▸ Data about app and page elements
▬▬▬▬▬▬
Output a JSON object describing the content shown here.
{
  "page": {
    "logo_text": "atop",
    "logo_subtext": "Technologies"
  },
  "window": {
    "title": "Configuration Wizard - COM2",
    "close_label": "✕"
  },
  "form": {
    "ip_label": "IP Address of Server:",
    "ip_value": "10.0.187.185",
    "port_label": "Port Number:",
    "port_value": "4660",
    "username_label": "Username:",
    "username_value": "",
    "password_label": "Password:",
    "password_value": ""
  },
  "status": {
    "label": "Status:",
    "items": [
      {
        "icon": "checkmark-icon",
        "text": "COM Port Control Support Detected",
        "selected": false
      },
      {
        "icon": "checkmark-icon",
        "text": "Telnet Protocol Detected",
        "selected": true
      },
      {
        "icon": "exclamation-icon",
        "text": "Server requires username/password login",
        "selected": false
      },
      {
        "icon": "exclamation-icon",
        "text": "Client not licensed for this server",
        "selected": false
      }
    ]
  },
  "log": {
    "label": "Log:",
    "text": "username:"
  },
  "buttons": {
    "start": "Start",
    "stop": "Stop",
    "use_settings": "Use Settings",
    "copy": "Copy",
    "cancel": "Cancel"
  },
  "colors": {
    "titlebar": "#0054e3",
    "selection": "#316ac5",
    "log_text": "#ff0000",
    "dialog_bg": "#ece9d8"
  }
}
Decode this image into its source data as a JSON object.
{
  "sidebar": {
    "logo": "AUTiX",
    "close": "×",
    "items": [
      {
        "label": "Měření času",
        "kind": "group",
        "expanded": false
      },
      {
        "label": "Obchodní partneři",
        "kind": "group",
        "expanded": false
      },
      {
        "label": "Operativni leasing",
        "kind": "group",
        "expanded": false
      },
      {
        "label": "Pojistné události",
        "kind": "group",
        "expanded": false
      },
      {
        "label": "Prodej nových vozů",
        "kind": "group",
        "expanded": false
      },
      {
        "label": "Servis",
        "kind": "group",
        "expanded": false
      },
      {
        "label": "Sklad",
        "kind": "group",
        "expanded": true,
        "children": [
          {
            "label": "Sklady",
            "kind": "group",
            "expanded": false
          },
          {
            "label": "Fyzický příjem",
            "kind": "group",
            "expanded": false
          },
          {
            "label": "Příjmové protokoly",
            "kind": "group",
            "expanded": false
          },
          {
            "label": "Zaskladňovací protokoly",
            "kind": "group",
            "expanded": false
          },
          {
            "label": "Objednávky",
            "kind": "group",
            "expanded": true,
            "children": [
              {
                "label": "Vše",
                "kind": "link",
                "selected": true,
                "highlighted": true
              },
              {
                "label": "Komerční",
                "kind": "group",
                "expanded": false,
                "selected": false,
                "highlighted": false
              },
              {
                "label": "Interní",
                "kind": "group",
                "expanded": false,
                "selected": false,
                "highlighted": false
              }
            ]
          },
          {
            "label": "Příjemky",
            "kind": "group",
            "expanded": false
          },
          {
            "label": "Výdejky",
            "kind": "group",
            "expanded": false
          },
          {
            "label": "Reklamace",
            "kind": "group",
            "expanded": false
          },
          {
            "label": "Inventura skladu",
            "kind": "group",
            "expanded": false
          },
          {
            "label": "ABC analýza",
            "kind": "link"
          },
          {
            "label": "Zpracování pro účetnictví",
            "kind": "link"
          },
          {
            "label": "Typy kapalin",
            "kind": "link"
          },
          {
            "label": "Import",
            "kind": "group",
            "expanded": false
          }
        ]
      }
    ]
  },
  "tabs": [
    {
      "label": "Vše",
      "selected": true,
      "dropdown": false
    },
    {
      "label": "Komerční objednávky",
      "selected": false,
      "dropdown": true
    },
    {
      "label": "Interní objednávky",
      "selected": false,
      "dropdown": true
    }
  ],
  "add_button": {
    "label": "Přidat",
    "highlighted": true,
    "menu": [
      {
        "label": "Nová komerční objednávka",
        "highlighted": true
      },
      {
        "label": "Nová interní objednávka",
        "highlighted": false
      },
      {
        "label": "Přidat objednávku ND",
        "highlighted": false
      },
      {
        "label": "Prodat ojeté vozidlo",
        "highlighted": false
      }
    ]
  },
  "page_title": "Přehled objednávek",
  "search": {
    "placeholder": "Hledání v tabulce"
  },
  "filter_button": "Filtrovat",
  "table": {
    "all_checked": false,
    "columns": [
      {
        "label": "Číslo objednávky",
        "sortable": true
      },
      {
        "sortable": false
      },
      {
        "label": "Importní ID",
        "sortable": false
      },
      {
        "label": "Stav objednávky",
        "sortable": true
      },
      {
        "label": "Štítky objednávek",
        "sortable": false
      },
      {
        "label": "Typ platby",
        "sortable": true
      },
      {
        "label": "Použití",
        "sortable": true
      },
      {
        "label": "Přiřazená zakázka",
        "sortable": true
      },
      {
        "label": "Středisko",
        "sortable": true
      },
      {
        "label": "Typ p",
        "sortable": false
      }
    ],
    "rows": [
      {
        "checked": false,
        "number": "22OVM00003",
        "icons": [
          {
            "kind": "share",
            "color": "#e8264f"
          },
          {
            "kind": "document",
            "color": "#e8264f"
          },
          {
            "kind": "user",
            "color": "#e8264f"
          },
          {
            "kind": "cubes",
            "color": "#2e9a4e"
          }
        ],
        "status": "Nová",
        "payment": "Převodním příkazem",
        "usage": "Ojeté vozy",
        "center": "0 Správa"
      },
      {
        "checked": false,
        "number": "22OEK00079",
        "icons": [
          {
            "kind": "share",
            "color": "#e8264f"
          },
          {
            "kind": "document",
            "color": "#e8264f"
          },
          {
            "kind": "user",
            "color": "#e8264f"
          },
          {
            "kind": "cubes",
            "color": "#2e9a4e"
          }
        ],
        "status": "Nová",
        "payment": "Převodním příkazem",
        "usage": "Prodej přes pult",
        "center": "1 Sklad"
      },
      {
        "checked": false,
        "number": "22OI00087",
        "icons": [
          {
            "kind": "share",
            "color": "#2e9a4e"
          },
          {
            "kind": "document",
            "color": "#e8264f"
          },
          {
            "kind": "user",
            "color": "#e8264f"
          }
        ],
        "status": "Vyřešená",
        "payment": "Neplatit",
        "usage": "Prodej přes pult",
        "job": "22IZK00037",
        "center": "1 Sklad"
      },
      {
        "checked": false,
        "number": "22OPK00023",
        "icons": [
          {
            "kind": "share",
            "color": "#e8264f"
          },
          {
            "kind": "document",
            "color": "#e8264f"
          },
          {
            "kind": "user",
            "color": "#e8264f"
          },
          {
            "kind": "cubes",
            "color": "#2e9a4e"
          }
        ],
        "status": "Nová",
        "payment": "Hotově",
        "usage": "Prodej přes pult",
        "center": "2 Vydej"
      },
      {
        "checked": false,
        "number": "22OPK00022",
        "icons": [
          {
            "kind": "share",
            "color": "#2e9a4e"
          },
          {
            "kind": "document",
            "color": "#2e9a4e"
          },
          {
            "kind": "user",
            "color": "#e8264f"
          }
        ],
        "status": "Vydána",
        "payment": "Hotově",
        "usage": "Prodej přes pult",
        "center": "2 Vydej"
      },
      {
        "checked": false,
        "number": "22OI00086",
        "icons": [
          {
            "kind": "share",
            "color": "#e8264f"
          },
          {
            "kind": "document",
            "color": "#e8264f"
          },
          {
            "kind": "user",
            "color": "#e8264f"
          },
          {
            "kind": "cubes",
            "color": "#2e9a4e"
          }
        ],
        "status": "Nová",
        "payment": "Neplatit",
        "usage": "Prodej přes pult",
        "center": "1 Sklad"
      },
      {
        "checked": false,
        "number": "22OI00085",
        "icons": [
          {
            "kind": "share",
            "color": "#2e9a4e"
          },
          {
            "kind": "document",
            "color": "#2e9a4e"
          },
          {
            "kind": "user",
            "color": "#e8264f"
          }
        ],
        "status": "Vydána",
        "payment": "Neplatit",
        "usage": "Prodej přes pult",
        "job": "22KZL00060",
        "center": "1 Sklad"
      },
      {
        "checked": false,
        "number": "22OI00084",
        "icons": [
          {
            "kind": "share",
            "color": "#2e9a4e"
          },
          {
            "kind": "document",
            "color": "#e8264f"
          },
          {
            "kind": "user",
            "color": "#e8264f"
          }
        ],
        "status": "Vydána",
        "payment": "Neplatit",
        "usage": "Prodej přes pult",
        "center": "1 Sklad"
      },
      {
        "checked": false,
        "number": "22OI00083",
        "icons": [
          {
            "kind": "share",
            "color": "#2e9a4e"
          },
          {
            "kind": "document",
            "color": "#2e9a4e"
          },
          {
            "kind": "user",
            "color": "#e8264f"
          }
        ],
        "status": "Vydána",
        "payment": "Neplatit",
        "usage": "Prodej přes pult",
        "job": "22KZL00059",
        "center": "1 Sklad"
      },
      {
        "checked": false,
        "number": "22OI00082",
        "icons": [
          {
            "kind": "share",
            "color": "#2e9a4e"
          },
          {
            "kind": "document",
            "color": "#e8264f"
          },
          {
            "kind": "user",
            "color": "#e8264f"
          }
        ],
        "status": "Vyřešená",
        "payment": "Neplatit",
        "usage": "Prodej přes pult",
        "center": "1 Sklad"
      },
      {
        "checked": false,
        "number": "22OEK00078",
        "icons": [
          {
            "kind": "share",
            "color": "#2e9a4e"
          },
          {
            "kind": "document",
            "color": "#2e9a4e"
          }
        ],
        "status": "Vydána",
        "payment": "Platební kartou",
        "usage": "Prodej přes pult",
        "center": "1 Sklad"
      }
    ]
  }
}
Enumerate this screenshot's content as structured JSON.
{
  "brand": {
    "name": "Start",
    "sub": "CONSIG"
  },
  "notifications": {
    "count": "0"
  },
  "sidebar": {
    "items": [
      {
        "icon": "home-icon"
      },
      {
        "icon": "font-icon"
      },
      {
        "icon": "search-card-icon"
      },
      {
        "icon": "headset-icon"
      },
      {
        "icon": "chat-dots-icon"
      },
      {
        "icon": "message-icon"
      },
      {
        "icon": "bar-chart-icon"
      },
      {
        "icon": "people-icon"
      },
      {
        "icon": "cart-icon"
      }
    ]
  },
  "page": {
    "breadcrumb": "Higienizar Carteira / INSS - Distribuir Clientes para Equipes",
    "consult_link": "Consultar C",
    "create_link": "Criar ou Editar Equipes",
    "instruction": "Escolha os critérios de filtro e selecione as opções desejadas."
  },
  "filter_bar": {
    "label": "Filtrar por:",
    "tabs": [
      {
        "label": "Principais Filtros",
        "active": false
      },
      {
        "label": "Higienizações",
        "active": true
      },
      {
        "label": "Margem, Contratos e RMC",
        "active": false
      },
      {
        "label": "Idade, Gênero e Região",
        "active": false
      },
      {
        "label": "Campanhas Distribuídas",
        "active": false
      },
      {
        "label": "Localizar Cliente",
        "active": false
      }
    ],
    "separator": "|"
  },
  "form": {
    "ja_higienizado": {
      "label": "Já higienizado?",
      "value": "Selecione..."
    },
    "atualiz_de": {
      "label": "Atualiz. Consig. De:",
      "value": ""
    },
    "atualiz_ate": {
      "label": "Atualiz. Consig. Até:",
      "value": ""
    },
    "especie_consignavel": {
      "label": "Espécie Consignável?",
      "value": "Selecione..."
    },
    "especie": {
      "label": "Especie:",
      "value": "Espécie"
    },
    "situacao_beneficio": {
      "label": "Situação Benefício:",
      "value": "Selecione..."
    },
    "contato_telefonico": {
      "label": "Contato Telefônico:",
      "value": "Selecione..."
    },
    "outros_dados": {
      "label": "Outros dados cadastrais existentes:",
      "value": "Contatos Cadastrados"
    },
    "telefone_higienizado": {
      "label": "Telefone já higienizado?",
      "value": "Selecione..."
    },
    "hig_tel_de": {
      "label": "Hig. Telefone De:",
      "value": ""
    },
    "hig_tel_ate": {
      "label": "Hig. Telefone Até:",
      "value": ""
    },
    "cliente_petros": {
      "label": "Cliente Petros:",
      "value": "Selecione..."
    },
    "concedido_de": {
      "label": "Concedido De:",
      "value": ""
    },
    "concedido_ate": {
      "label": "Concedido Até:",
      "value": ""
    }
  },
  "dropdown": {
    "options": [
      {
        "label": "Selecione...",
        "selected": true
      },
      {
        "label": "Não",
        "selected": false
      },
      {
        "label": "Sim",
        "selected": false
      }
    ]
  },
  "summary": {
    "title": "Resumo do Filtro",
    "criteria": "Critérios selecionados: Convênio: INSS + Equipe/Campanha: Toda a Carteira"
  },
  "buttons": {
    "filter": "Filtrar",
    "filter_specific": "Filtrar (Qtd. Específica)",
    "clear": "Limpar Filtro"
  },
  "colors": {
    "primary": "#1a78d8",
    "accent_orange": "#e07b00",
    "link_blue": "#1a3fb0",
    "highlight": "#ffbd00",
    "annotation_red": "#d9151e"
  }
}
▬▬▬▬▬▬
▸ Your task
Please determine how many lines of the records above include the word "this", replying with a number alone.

▸ Problem solution
3